Allegheny County Chief Executive Dan Onorato complained about the courts meddling in county business yesterday after two recent rulings went against his office.
He called a news conference, he said, because he wanted to "express a little frustration in trying to govern and constantly having the judiciary block us as we try to deal with a home rule government."
One of the decisions, which Mr. Onorato has vowed to appeal to the Pennsylvania Supreme Court, was handed down by Commonwealth Court on Monday regarding assessed property values. That ruling allows homeowners to appeal their property assessments if the current market value of their home is lower than the assessed value.
The case was brought by a Wilkinsburg couple who bought their home, assessed at $66,900 in 2002, for $31,500 in 2004. In 2006 they appealed the assessed value and were denied by the Board of Property Assessment Appeals and Review on the grounds that the assessment had been correct in 2002, the base year for assessments.
The couple, James and Jennifer Daugherty, sued and won before Common Pleas Judge R. Stanton Wettick Jr., who ruled that taxpayers have the right to argue for a property's current market value. Commonwealth Court affirmed that ruling.

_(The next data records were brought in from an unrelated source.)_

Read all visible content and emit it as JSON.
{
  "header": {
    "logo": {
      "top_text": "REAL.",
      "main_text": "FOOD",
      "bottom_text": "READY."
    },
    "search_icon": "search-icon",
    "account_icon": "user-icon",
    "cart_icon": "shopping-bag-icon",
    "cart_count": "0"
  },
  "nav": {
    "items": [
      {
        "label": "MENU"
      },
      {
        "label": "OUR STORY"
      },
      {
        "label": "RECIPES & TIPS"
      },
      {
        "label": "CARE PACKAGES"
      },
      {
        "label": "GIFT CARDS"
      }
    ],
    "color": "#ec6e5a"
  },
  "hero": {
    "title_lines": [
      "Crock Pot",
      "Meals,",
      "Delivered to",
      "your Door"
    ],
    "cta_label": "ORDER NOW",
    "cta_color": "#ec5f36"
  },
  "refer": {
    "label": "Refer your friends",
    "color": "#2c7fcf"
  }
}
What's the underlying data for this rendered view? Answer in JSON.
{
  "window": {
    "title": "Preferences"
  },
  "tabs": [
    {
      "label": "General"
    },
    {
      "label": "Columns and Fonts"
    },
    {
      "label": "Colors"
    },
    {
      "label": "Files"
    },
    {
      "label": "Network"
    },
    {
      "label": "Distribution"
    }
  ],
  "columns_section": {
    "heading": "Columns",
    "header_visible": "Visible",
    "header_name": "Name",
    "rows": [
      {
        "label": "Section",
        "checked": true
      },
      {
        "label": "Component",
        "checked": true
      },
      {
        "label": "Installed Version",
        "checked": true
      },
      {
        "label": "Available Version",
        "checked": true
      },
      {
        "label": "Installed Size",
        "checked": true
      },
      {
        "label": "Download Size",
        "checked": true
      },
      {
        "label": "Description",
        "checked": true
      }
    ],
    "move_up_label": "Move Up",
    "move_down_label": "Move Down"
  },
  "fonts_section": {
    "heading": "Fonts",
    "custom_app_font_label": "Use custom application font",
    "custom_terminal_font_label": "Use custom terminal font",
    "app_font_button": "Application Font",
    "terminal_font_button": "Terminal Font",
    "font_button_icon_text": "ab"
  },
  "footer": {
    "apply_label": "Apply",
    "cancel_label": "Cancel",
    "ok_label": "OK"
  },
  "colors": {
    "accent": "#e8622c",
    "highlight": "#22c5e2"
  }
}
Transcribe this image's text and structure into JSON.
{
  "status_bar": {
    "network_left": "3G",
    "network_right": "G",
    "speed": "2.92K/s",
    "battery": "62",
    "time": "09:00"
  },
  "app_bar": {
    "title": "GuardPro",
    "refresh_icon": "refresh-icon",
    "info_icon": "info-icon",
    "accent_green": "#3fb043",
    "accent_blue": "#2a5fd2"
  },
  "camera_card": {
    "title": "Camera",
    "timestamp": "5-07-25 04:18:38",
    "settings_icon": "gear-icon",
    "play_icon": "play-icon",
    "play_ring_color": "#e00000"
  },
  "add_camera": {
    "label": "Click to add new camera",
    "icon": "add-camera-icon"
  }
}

Mr. Onorato said the decision sets Allegheny County apart from every other county that is using a base year for its assessment system. He said every county that abuts Allegheny uses a base year for its assessments and few legal problems have arisen.
But in Allegheny County, school districts and municipalities regularly challenge assessments they consider too low. In neighboring counties, fewer than 1 percent of assessment appeals are filed by school districts, while school districts in Allegheny County file 21 percent of the appeals.
After it established the base year system in 2006, the county filed appeals on behalf of 11,293 homeowners who had seen their 2002 assessments increase because of appeals by school districts and municipalities.
A court decision is pending on another suit filed by the Upper St. Clair School District and others who claim the base year system is unconstitutional because it keeps values artificially low in growing communities and higher than they should be in declining communities.
In the other case, the administration has not decided whether to appeal Wednesday's ruling by Common Pleas Judge Eugene B. Strassburger, who shot down the proposed referendum on making the sheriff an appointed rather than an elected position.
"I'm extremely disappointed in the decision," he said. "Home rule, I thought, gave voters the ability to control their own destiny."
Judge Strassburger said the rule requiring a five-year waiting period between changes to the home rule charter applies to the entire charter. Since the charter was changed in 2005 to eliminate several other row offices and replace them with appointed officials, the next change can't take place until 2010, he said.
Mr. Onorato disputed the judge's interpretation, saying that the form of government regarding the sheriff's office did not change.
County Councilman Dave Fawcett, R-Oakmont, said the decision should be appealed. The office, he said, "was created during the time of Thomas Jefferson when they felt that every office in the land should be elected to avoid tyranny."
Mr. Fawcett said the case should go to Commonwealth Court so the court can revisit the issue, which it has not reviewed in 15 years.
The decision on whether to appeal will be made in the next few days, but Mr. Onorato conceded "our chances on appeal don't look that good."
Ann Belser can be reached at email@example.com or 412-263-1699.